interrupted the water supply to Sibate, a town south of the capital, Bogota.

"The FARC has declared war on us and we have to be clear about that," Pastrana
said. "We have to be prepared for terrorist actions."

U.N. human rights monitors in Bogota cited a "difficult pre-election climate,"
accusing guerrillas and rival right-wing paramilitaries of intimidating voters and
interfering with the elections.

"People have been killed because of their political preferences, one presidential
candidate was kidnapped, threats have been made against candidates and attempts
against the lives of some, and voters have been permanently intimidated," a U.N.
statement said.

Uribe survived an assassination attempt in April. Ingrid Betancourt, the candidate for
a small reformist party, was kidnapped by guerrillas in February, but remains on the

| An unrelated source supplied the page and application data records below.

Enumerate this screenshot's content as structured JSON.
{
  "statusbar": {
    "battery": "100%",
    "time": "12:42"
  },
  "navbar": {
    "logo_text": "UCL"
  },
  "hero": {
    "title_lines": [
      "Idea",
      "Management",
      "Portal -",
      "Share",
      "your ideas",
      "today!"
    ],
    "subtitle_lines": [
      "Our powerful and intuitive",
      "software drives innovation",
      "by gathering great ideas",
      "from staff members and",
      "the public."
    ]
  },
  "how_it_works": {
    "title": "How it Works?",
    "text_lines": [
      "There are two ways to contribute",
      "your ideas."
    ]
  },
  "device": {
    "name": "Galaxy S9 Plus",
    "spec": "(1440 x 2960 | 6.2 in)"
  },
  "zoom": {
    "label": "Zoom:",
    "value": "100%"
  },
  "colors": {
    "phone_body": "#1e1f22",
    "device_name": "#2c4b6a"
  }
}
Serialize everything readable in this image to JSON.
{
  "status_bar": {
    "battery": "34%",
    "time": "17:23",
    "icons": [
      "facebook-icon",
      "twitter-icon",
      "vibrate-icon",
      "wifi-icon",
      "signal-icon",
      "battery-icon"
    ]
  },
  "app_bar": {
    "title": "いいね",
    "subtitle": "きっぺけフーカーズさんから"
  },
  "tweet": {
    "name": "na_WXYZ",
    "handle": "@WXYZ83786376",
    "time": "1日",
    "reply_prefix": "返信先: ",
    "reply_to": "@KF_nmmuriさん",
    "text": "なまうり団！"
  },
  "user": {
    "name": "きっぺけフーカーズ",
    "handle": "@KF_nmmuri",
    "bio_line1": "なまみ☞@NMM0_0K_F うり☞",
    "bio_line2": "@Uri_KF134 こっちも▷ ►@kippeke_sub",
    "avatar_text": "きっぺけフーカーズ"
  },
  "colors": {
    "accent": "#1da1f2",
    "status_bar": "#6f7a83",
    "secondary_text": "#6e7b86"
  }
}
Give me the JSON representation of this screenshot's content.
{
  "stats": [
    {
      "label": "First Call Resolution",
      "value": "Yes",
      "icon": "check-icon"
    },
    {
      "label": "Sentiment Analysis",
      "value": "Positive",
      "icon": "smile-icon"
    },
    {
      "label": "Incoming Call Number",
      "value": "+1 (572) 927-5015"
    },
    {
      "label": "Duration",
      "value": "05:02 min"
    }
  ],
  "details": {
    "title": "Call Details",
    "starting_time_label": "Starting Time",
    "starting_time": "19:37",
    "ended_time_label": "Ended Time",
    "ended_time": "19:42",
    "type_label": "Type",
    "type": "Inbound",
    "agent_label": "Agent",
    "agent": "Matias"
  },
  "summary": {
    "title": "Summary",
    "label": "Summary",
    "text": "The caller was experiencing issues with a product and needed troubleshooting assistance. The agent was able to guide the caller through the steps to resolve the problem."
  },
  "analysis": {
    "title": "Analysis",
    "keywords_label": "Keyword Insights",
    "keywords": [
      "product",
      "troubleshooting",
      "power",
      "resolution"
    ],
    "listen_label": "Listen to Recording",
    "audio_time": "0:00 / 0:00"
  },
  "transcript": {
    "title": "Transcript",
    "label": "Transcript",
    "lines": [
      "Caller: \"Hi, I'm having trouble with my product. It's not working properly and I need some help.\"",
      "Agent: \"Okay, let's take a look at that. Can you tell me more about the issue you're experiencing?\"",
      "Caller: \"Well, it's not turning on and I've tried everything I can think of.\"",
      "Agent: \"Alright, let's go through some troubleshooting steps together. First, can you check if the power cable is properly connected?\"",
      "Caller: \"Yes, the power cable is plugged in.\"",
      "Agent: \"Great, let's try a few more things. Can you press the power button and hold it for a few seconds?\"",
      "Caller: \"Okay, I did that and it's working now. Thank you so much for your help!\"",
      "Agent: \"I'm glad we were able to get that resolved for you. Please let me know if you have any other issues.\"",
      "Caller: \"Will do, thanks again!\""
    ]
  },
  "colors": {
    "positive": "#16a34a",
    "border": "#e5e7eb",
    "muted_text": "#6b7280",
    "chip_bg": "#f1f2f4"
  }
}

The new poll gave Uribe, who is running as an independent, 51 percent of the vote,
with 26 percent going to his closest challenger, former Interior Minister Horacio

Fifty percent plus one vote would give Uribe the victory, avoiding a runoff. The poll,
by Gallup and the National Consulting Center, had a margin of error of 3 percent.

The poll showed former labor leader Luis Eduardo Garzon placing third with 11
percent, followed by former Foreign Minister Noemi Sanin, with 7 percent. Term
limits barred Pastrana from running.

Copyright 2002 The Associated Press.